Banku (on the left) and Tilapia
First on the list is Banku and Tilapia.  Banku is femented corn/cassava dough mixed proportionally and cooked in hot water into a smooth whitish consistent paste.  It is often served with soup, stew or a pepper sauce with fish (often Tilapia).  If you were to eat this in a restaurant, it would be served as is shown in the picture.  You are given a bowl of water and soap to wash your right hand; you then eat the food with your fingers with your right hand only.  The fish is served whole, with head and tail intact. 

A second favorite is Kenkey, which is a fermented maize meal traditionally prepared by boiling balls of mixed portions of fermented cooked maize meal and raw maize dough wrapped in cornhusks.  The picture shows a table of Kenkey, which can be found and purchased on the side of the road. It is often served in a similar manner to Banku.

Fufu and pepper soup.
Fufu is a conventional West African dish made by boiling starchy foods such as cassava, yam, or plantain, then pounding them into a glutinous mass.  In Liberia, fufu was mostly fermented cassava, but in Ghana it is not fermented and can be a variety of the above mentioned items.

Red Red
Red Red is a baked bean stew and is Noah's favorite. Though we eat it with rice, it is typically served with boiled plantain.

Waakye (pronounced wat-chee) is another popular dish, made of rice and beans, and cooked with a spicy sauce of prawn and tomato.  

Kelewele is my favorite.  Because it is fried in oil, I have to restrict myself to eating it just once a week but it is soooo good.  It is prepared from ripe plantain well seasoned with ginger, chilli, cloves and fried in hot oil to give it a great mouth-watering flavor.

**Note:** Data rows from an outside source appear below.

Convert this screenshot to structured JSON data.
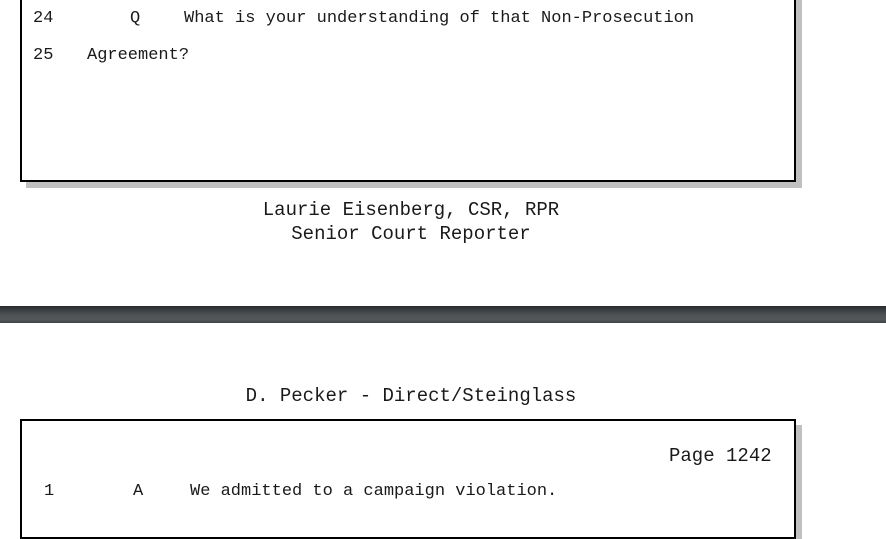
{
  "top_page": {
    "lines": [
      {
        "number": "24",
        "speaker": "Q",
        "text": "What is your understanding of that Non-Prosecution"
      },
      {
        "number": "25",
        "speaker": "",
        "text": "Agreement?"
      }
    ],
    "footer": {
      "reporter": "Laurie Eisenberg, CSR, RPR",
      "title": "Senior Court Reporter"
    }
  },
  "bottom_page": {
    "header": "D. Pecker - Direct/Steinglass",
    "page_label": "Page 1242",
    "lines": [
      {
        "number": "1",
        "speaker": "A",
        "text": "We admitted to a campaign violation."
      }
    ]
  }
}
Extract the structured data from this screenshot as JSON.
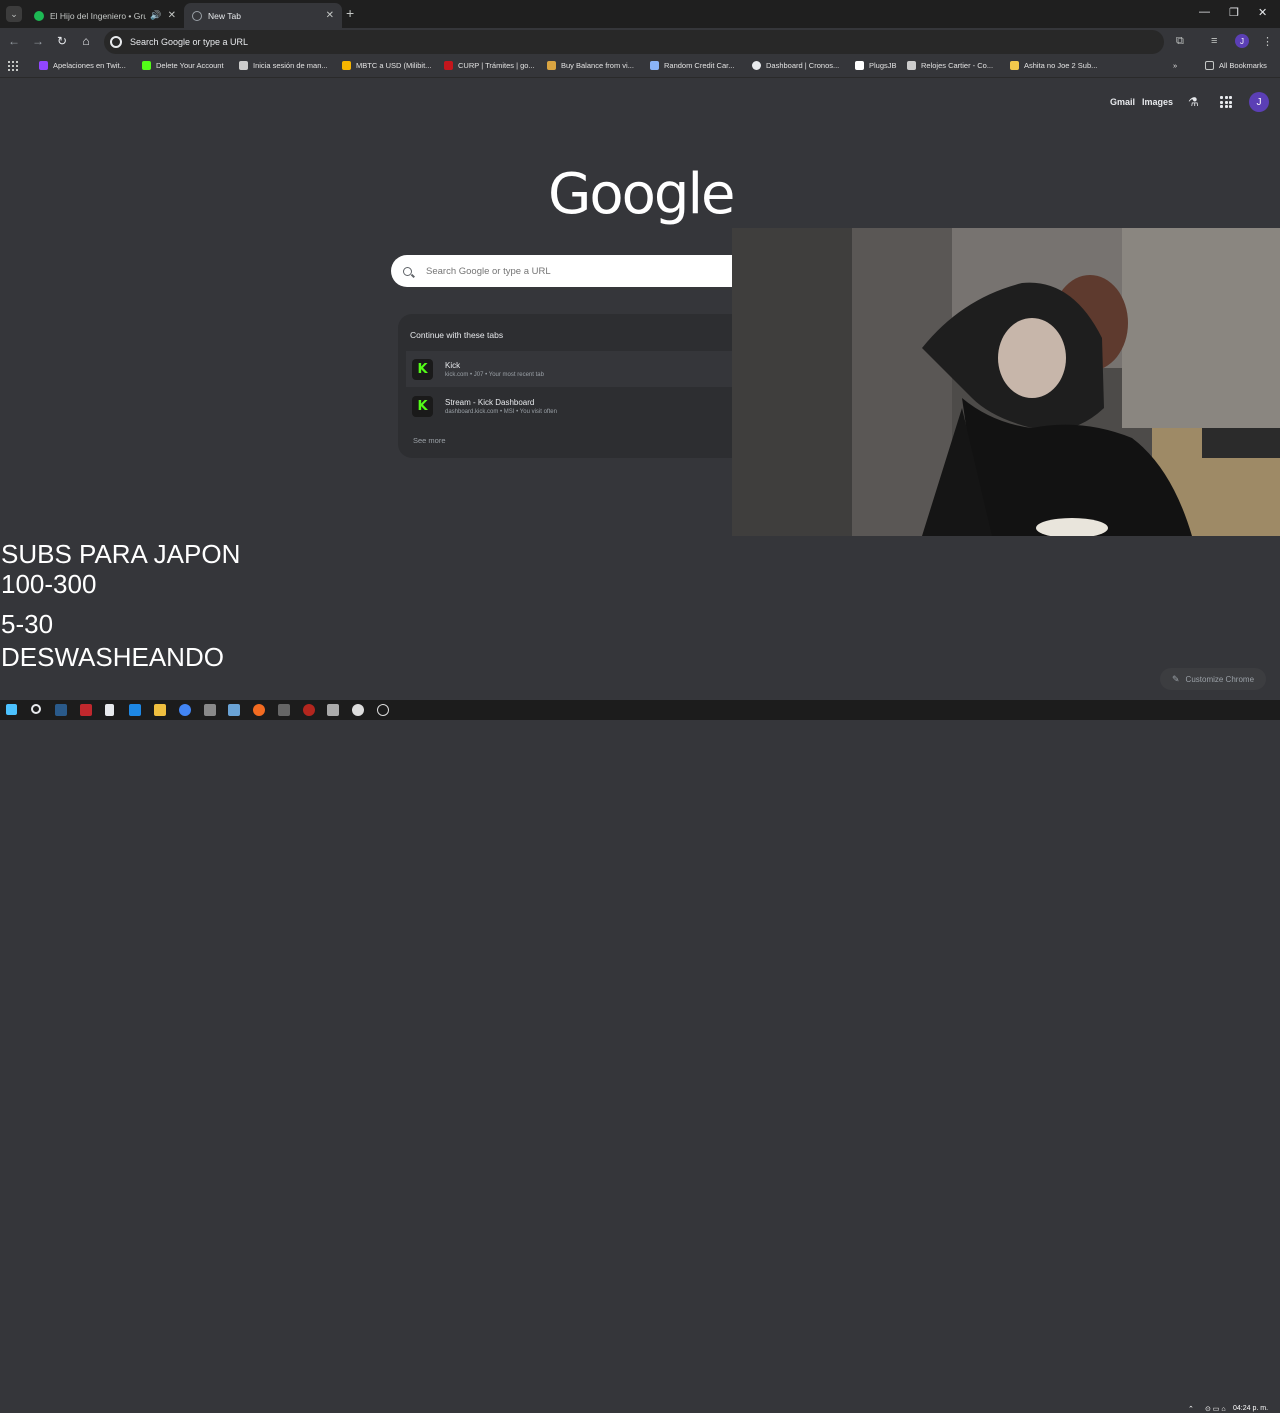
{
  "tabs": [
    {
      "title": "El Hijo del Ingeniero • Grup",
      "favicon_color": "#1db954"
    },
    {
      "title": "New Tab",
      "favicon_color": "#9aa0a6"
    }
  ],
  "window_controls": {
    "minimize": "—",
    "restore": "❐",
    "close": "✕"
  },
  "omnibox": {
    "text": "Search Google or type a URL"
  },
  "profile_initial": "J",
  "bookmarks": [
    {
      "label": "Apelaciones en Twit...",
      "color": "#9146ff"
    },
    {
      "label": "Delete Your Account",
      "color": "#53fc18"
    },
    {
      "label": "Inicia sesión de man...",
      "color": "#cccccc"
    },
    {
      "label": "MBTC a USD (Milibit...",
      "color": "#f7b500"
    },
    {
      "label": "CURP | Trámites | go...",
      "color": "#c4161c"
    },
    {
      "label": "Buy Balance from vi...",
      "color": "#d9a441"
    },
    {
      "label": "Random Credit Car...",
      "color": "#8ab4f8"
    },
    {
      "label": "Dashboard | Cronos...",
      "color": "#e8eaed"
    },
    {
      "label": "PlugsJB",
      "color": "#ffffff"
    },
    {
      "label": "Relojes Cartier - Co...",
      "color": "#cccccc"
    },
    {
      "label": "Ashita no Joe 2 Sub...",
      "color": "#f2c94c"
    }
  ],
  "all_bookmarks": "All Bookmarks",
  "ntp": {
    "links": {
      "gmail": "Gmail",
      "images": "Images"
    },
    "logo": "Google",
    "search_placeholder": "Search Google or type a URL",
    "continue": {
      "header": "Continue with these tabs",
      "items": [
        {
          "title": "Kick",
          "subtitle": "kick.com • J07 • Your most recent tab"
        },
        {
          "title": "Stream - Kick Dashboard",
          "subtitle": "dashboard.kick.com • MSI • You visit often"
        }
      ],
      "see_more": "See more"
    },
    "customize": "Customize Chrome"
  },
  "overlay": {
    "line1": "SUBS PARA JAPON",
    "line2": "100-300",
    "line3": "5-30",
    "line4": "DESWASHEANDO"
  },
  "taskbar": {
    "time": "04:24 p. m."
  }
}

Just in case your stomach is now rumbling and it's not time for lunch yet, let me distract you.  While in the process of sorting through pictures, I also was sorting through videos in preparation for Noah's graduation slide show and video.  I ran across the cutest video of Noah, at about eleven months, falling asleep while he eats.  Not Ghanaian food, but cute none-the-less. 


Nancy said...

So precious!! Love it.

Anonymous said...

Thanks for the preview of foods to come! Makes me excited and nervous. I'm sure the Kenkey's are different there but we use to eat them as well in Barbados. I always enjoyed them. There was a desert version and a meal version.
Less then 3 weeks now! Look forward to seeing you when we arrive.
Stephanie W.

Little Wooly Mama said...

Interesting to read that a lot of food is fermented. I've read "a revolutionary" cookbook called "Nourishing Traditions" that recommends fermented food to us in the land of plenty of food.